(Problem requirements) Write each of the records out again exactly.

(Available data)
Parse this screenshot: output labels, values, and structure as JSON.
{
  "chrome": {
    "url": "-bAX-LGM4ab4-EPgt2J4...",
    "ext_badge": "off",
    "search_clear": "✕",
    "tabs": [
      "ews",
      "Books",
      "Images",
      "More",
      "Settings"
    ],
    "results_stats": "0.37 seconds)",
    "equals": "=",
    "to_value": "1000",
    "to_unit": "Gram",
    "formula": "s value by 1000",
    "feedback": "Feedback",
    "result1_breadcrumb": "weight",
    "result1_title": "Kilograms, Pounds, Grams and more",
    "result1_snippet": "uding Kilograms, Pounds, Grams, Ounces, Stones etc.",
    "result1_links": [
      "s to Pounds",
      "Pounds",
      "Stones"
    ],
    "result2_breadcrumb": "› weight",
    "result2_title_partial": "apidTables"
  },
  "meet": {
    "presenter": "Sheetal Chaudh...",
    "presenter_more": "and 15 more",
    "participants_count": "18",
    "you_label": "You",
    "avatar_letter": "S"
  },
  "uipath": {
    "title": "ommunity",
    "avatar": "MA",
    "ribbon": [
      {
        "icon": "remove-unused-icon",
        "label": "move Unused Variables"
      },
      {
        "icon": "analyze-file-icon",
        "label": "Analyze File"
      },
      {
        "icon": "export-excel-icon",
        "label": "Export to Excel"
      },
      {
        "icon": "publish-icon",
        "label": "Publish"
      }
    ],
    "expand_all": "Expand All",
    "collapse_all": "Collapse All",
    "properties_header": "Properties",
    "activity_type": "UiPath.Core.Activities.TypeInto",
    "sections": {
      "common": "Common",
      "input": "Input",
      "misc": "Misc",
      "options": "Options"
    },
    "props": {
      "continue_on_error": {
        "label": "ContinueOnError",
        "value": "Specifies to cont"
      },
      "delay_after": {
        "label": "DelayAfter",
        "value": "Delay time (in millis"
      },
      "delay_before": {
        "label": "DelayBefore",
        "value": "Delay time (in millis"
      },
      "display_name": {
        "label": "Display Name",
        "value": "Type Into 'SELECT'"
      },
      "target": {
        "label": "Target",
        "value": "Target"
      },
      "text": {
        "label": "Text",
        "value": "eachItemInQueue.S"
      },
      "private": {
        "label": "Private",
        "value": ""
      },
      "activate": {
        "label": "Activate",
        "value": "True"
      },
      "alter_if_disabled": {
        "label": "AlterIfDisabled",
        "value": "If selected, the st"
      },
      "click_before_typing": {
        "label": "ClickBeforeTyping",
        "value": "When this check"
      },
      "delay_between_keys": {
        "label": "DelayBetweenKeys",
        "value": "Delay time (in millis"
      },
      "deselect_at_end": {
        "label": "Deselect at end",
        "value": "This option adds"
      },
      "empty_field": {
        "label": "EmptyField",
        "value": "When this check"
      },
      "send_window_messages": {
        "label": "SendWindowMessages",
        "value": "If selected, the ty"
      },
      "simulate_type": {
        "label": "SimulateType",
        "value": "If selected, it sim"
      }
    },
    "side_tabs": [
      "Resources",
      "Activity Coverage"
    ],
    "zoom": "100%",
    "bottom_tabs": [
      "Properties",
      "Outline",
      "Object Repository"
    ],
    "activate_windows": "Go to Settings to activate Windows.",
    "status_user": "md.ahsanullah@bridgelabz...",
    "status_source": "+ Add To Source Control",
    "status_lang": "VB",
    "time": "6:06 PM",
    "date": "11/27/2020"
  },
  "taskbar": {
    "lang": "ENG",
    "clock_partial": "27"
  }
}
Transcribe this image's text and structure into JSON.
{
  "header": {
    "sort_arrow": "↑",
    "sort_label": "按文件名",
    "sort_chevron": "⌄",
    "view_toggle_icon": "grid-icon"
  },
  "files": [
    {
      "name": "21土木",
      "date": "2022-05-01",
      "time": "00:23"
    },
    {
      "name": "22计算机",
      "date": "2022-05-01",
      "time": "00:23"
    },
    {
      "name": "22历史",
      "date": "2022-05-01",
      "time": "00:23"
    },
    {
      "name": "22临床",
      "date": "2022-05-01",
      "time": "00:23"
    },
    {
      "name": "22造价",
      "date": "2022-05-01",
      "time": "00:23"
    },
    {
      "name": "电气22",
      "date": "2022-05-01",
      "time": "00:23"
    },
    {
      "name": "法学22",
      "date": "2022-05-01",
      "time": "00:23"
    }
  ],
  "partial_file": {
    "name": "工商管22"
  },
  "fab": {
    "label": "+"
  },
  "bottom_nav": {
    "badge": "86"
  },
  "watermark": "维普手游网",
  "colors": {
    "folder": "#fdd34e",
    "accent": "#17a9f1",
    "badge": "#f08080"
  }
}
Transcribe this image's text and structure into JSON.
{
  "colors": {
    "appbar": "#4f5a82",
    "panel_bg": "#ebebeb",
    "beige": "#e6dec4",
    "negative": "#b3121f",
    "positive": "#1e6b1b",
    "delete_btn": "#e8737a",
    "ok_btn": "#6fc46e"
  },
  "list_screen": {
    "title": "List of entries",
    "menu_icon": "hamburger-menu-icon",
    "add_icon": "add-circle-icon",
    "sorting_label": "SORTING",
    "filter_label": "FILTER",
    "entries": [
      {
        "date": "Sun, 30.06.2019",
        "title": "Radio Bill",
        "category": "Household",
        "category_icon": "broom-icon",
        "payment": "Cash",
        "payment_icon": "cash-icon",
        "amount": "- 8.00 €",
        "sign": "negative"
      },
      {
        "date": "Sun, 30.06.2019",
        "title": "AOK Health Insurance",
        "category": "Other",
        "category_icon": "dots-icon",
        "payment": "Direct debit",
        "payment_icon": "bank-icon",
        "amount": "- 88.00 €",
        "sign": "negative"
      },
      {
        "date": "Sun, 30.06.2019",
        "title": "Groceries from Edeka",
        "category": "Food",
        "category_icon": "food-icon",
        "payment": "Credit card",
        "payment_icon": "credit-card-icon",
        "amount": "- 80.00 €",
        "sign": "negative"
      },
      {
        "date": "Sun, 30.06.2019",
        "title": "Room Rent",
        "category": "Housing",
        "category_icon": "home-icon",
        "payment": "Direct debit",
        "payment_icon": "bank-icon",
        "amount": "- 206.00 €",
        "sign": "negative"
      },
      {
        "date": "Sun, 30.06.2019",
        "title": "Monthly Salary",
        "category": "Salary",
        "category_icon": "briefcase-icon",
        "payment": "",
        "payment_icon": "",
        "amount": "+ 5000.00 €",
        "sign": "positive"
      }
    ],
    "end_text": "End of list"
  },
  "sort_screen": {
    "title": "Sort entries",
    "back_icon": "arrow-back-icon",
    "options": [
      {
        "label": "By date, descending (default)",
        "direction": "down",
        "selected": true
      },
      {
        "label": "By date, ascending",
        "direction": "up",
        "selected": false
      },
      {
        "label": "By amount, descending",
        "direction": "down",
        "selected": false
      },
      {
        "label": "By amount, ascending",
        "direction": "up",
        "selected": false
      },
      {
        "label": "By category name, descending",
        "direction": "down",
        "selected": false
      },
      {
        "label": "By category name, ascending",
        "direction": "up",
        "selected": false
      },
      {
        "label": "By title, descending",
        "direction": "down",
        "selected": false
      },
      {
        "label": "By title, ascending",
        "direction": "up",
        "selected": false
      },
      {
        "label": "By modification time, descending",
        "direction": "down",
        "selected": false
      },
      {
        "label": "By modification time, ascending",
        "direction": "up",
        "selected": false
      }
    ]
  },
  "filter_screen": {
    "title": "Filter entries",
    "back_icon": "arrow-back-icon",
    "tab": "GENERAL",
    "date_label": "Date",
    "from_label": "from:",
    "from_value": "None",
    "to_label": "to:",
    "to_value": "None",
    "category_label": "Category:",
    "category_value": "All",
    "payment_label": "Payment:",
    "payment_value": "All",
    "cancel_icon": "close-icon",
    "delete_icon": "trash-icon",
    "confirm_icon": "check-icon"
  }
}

(Written answer)
Parse this screenshot: output labels, values, and structure as JSON.
{
  "chrome": {
    "url": "-bAX-LGM4ab4-EPgt2J4...",
    "ext_badge": "off",
    "search_clear": "✕",
    "tabs": [
      "ews",
      "Books",
      "Images",
      "More",
      "Settings"
    ],
    "results_stats": "0.37 seconds)",
    "equals": "=",
    "to_value": "1000",
    "to_unit": "Gram",
    "formula": "s value by 1000",
    "feedback": "Feedback",
    "result1_breadcrumb": "weight",
    "result1_title": "Kilograms, Pounds, Grams and more",
    "result1_snippet": "uding Kilograms, Pounds, Grams, Ounces, Stones etc.",
    "result1_links": [
      "s to Pounds",
      "Pounds",
      "Stones"
    ],
    "result2_breadcrumb": "› weight",
    "result2_title_partial": "apidTables"
  },
  "meet": {
    "presenter": "Sheetal Chaudh...",
    "presenter_more": "and 15 more",
    "participants_count": "18",
    "you_label": "You",
    "avatar_letter": "S"
  },
  "uipath": {
    "title": "ommunity",
    "avatar": "MA",
    "ribbon": [
      {
        "icon": "remove-unused-icon",
        "label": "move Unused Variables"
      },
      {
        "icon": "analyze-file-icon",
        "label": "Analyze File"
      },
      {
        "icon": "export-excel-icon",
        "label": "Export to Excel"
      },
      {
        "icon": "publish-icon",
        "label": "Publish"
      }
    ],
    "expand_all": "Expand All",
    "collapse_all": "Collapse All",
    "properties_header": "Properties",
    "activity_type": "UiPath.Core.Activities.TypeInto",
    "sections": {
      "common": "Common",
      "input": "Input",
      "misc": "Misc",
      "options": "Options"
    },
    "props": {
      "continue_on_error": {
        "label": "ContinueOnError",
        "value": "Specifies to cont"
      },
      "delay_after": {
        "label": "DelayAfter",
        "value": "Delay time (in millis"
      },
      "delay_before": {
        "label": "DelayBefore",
        "value": "Delay time (in millis"
      },
      "display_name": {
        "label": "Display Name",
        "value": "Type Into 'SELECT'"
      },
      "target": {
        "label": "Target",
        "value": "Target"
      },
      "text": {
        "label": "Text",
        "value": "eachItemInQueue.S"
      },
      "private": {
        "label": "Private",
        "value": ""
      },
      "activate": {
        "label": "Activate",
        "value": "True"
      },
      "alter_if_disabled": {
        "label": "AlterIfDisabled",
        "value": "If selected, the st"
      },
      "click_before_typing": {
        "label": "ClickBeforeTyping",
        "value": "When this check"
      },
      "delay_between_keys": {
        "label": "DelayBetweenKeys",
        "value": "Delay time (in millis"
      },
      "deselect_at_end": {
        "label": "Deselect at end",
        "value": "This option adds"
      },
      "empty_field": {
        "label": "EmptyField",
        "value": "When this check"
      },
      "send_window_messages": {
        "label": "SendWindowMessages",
        "value": "If selected, the ty"
      },
      "simulate_type": {
        "label": "SimulateType",
        "value": "If selected, it sim"
      }
    },
    "side_tabs": [
      "Resources",
      "Activity Coverage"
    ],
    "zoom": "100%",
    "bottom_tabs": [
      "Properties",
      "Outline",
      "Object Repository"
    ],
    "activate_windows": "Go to Settings to activate Windows.",
    "status_user": "md.ahsanullah@bridgelabz...",
    "status_source": "+ Add To Source Control",
    "status_lang": "VB",
    "time": "6:06 PM",
    "date": "11/27/2020"
  },
  "taskbar": {
    "lang": "ENG",
    "clock_partial": "27"
  }
}
Transcribe this image's text and structure into JSON.
{
  "header": {
    "sort_arrow": "↑",
    "sort_label": "按文件名",
    "sort_chevron": "⌄",
    "view_toggle_icon": "grid-icon"
  },
  "files": [
    {
      "name": "21土木",
      "date": "2022-05-01",
      "time": "00:23"
    },
    {
      "name": "22计算机",
      "date": "2022-05-01",
      "time": "00:23"
    },
    {
      "name": "22历史",
      "date": "2022-05-01",
      "time": "00:23"
    },
    {
      "name": "22临床",
      "date": "2022-05-01",
      "time": "00:23"
    },
    {
      "name": "22造价",
      "date": "2022-05-01",
      "time": "00:23"
    },
    {
      "name": "电气22",
      "date": "2022-05-01",
      "time": "00:23"
    },
    {
      "name": "法学22",
      "date": "2022-05-01",
      "time": "00:23"
    }
  ],
  "partial_file": {
    "name": "工商管22"
  },
  "fab": {
    "label": "+"
  },
  "bottom_nav": {
    "badge": "86"
  },
  "watermark": "维普手游网",
  "colors": {
    "folder": "#fdd34e",
    "accent": "#17a9f1",
    "badge": "#f08080"
  }
}
Transcribe this image's text and structure into JSON.
{
  "colors": {
    "appbar": "#4f5a82",
    "panel_bg": "#ebebeb",
    "beige": "#e6dec4",
    "negative": "#b3121f",
    "positive": "#1e6b1b",
    "delete_btn": "#e8737a",
    "ok_btn": "#6fc46e"
  },
  "list_screen": {
    "title": "List of entries",
    "menu_icon": "hamburger-menu-icon",
    "add_icon": "add-circle-icon",
    "sorting_label": "SORTING",
    "filter_label": "FILTER",
    "entries": [
      {
        "date": "Sun, 30.06.2019",
        "title": "Radio Bill",
        "category": "Household",
        "category_icon": "broom-icon",
        "payment": "Cash",
        "payment_icon": "cash-icon",
        "amount": "- 8.00 €",
        "sign": "negative"
      },
      {
        "date": "Sun, 30.06.2019",
        "title": "AOK Health Insurance",
        "category": "Other",
        "category_icon": "dots-icon",
        "payment": "Direct debit",
        "payment_icon": "bank-icon",
        "amount": "- 88.00 €",
        "sign": "negative"
      },
      {
        "date": "Sun, 30.06.2019",
        "title": "Groceries from Edeka",
        "category": "Food",
        "category_icon": "food-icon",
        "payment": "Credit card",
        "payment_icon": "credit-card-icon",
        "amount": "- 80.00 €",
        "sign": "negative"
      },
      {
        "date": "Sun, 30.06.2019",
        "title": "Room Rent",
        "category": "Housing",
        "category_icon": "home-icon",
        "payment": "Direct debit",
        "payment_icon": "bank-icon",
        "amount": "- 206.00 €",
        "sign": "negative"
      },
      {
        "date": "Sun, 30.06.2019",
        "title": "Monthly Salary",
        "category": "Salary",
        "category_icon": "briefcase-icon",
        "payment": "",
        "payment_icon": "",
        "amount": "+ 5000.00 €",
        "sign": "positive"
      }
    ],
    "end_text": "End of list"
  },
  "sort_screen": {
    "title": "Sort entries",
    "back_icon": "arrow-back-icon",
    "options": [
      {
        "label": "By date, descending (default)",
        "direction": "down",
        "selected": true
      },
      {
        "label": "By date, ascending",
        "direction": "up",
        "selected": false
      },
      {
        "label": "By amount, descending",
        "direction": "down",
        "selected": false
      },
      {
        "label": "By amount, ascending",
        "direction": "up",
        "selected": false
      },
      {
        "label": "By category name, descending",
        "direction": "down",
        "selected": false
      },
      {
        "label": "By category name, ascending",
        "direction": "up",
        "selected": false
      },
      {
        "label": "By title, descending",
        "direction": "down",
        "selected": false
      },
      {
        "label": "By title, ascending",
        "direction": "up",
        "selected": false
      },
      {
        "label": "By modification time, descending",
        "direction": "down",
        "selected": false
      },
      {
        "label": "By modification time, ascending",
        "direction": "up",
        "selected": false
      }
    ]
  },
  "filter_screen": {
    "title": "Filter entries",
    "back_icon": "arrow-back-icon",
    "tab": "GENERAL",
    "date_label": "Date",
    "from_label": "from:",
    "from_value": "None",
    "to_label": "to:",
    "to_value": "None",
    "category_label": "Category:",
    "category_value": "All",
    "payment_label": "Payment:",
    "payment_value": "All",
    "cancel_icon": "close-icon",
    "delete_icon": "trash-icon",
    "confirm_icon": "check-icon"
  }
}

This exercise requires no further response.